What you will do: Copy out all of the records, exactly as they appear.

Exercise data:
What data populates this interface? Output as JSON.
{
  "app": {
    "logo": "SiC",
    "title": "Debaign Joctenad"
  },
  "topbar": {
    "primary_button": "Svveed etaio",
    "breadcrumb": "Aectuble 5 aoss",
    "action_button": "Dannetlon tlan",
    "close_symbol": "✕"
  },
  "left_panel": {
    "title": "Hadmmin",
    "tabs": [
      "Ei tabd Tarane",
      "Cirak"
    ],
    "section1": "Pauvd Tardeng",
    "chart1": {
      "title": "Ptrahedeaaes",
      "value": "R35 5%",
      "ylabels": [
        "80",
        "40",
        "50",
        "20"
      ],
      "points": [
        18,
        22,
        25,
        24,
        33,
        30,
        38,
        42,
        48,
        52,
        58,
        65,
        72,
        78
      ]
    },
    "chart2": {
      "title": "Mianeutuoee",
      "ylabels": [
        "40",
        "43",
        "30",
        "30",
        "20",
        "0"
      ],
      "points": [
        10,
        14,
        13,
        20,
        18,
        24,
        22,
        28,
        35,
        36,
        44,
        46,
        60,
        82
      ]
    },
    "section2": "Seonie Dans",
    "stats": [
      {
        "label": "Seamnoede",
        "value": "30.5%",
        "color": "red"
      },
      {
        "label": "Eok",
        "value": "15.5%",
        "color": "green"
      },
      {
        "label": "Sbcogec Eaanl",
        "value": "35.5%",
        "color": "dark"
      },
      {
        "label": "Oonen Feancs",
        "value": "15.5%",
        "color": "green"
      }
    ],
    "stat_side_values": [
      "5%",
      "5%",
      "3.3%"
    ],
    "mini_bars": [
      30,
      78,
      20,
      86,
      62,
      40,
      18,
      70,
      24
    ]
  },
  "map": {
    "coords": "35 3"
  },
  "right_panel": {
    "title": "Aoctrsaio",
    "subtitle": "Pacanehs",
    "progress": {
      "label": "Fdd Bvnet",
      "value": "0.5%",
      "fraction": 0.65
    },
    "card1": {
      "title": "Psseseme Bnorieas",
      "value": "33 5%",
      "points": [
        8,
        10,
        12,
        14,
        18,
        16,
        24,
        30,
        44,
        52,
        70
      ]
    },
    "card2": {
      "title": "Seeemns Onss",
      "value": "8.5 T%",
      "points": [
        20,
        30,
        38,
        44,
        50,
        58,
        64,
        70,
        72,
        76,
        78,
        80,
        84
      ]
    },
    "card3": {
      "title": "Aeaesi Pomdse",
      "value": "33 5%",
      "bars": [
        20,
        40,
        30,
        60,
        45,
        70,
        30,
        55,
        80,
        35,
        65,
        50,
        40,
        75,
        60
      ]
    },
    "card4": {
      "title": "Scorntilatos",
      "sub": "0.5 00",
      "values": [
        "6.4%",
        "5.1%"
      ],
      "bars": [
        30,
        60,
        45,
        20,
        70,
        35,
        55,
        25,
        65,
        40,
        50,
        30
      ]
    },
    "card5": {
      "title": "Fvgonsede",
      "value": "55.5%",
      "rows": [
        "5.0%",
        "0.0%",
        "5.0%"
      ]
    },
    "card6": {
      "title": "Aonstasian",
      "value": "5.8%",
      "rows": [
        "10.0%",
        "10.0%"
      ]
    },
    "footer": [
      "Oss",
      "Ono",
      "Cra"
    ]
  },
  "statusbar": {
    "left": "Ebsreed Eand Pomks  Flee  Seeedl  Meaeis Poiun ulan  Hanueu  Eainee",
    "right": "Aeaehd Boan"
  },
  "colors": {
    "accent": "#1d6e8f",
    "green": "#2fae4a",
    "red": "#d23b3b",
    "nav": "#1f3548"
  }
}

Result of the exercise:
What data populates this interface? Output as JSON.
{
  "app": {
    "logo": "SiC",
    "title": "Debaign Joctenad"
  },
  "topbar": {
    "primary_button": "Svveed etaio",
    "breadcrumb": "Aectuble 5 aoss",
    "action_button": "Dannetlon tlan",
    "close_symbol": "✕"
  },
  "left_panel": {
    "title": "Hadmmin",
    "tabs": [
      "Ei tabd Tarane",
      "Cirak"
    ],
    "section1": "Pauvd Tardeng",
    "chart1": {
      "title": "Ptrahedeaaes",
      "value": "R35 5%",
      "ylabels": [
        "80",
        "40",
        "50",
        "20"
      ],
      "points": [
        18,
        22,
        25,
        24,
        33,
        30,
        38,
        42,
        48,
        52,
        58,
        65,
        72,
        78
      ]
    },
    "chart2": {
      "title": "Mianeutuoee",
      "ylabels": [
        "40",
        "43",
        "30",
        "30",
        "20",
        "0"
      ],
      "points": [
        10,
        14,
        13,
        20,
        18,
        24,
        22,
        28,
        35,
        36,
        44,
        46,
        60,
        82
      ]
    },
    "section2": "Seonie Dans",
    "stats": [
      {
        "label": "Seamnoede",
        "value": "30.5%",
        "color": "red"
      },
      {
        "label": "Eok",
        "value": "15.5%",
        "color": "green"
      },
      {
        "label": "Sbcogec Eaanl",
        "value": "35.5%",
        "color": "dark"
      },
      {
        "label": "Oonen Feancs",
        "value": "15.5%",
        "color": "green"
      }
    ],
    "stat_side_values": [
      "5%",
      "5%",
      "3.3%"
    ],
    "mini_bars": [
      30,
      78,
      20,
      86,
      62,
      40,
      18,
      70,
      24
    ]
  },
  "map": {
    "coords": "35 3"
  },
  "right_panel": {
    "title": "Aoctrsaio",
    "subtitle": "Pacanehs",
    "progress": {
      "label": "Fdd Bvnet",
      "value": "0.5%",
      "fraction": 0.65
    },
    "card1": {
      "title": "Psseseme Bnorieas",
      "value": "33 5%",
      "points": [
        8,
        10,
        12,
        14,
        18,
        16,
        24,
        30,
        44,
        52,
        70
      ]
    },
    "card2": {
      "title": "Seeemns Onss",
      "value": "8.5 T%",
      "points": [
        20,
        30,
        38,
        44,
        50,
        58,
        64,
        70,
        72,
        76,
        78,
        80,
        84
      ]
    },
    "card3": {
      "title": "Aeaesi Pomdse",
      "value": "33 5%",
      "bars": [
        20,
        40,
        30,
        60,
        45,
        70,
        30,
        55,
        80,
        35,
        65,
        50,
        40,
        75,
        60
      ]
    },
    "card4": {
      "title": "Scorntilatos",
      "sub": "0.5 00",
      "values": [
        "6.4%",
        "5.1%"
      ],
      "bars": [
        30,
        60,
        45,
        20,
        70,
        35,
        55,
        25,
        65,
        40,
        50,
        30
      ]
    },
    "card5": {
      "title": "Fvgonsede",
      "value": "55.5%",
      "rows": [
        "5.0%",
        "0.0%",
        "5.0%"
      ]
    },
    "card6": {
      "title": "Aonstasian",
      "value": "5.8%",
      "rows": [
        "10.0%",
        "10.0%"
      ]
    },
    "footer": [
      "Oss",
      "Ono",
      "Cra"
    ]
  },
  "statusbar": {
    "left": "Ebsreed Eand Pomks  Flee  Seeedl  Meaeis Poiun ulan  Hanueu  Eainee",
    "right": "Aeaehd Boan"
  },
  "colors": {
    "accent": "#1d6e8f",
    "green": "#2fae4a",
    "red": "#d23b3b",
    "nav": "#1f3548"
  }
}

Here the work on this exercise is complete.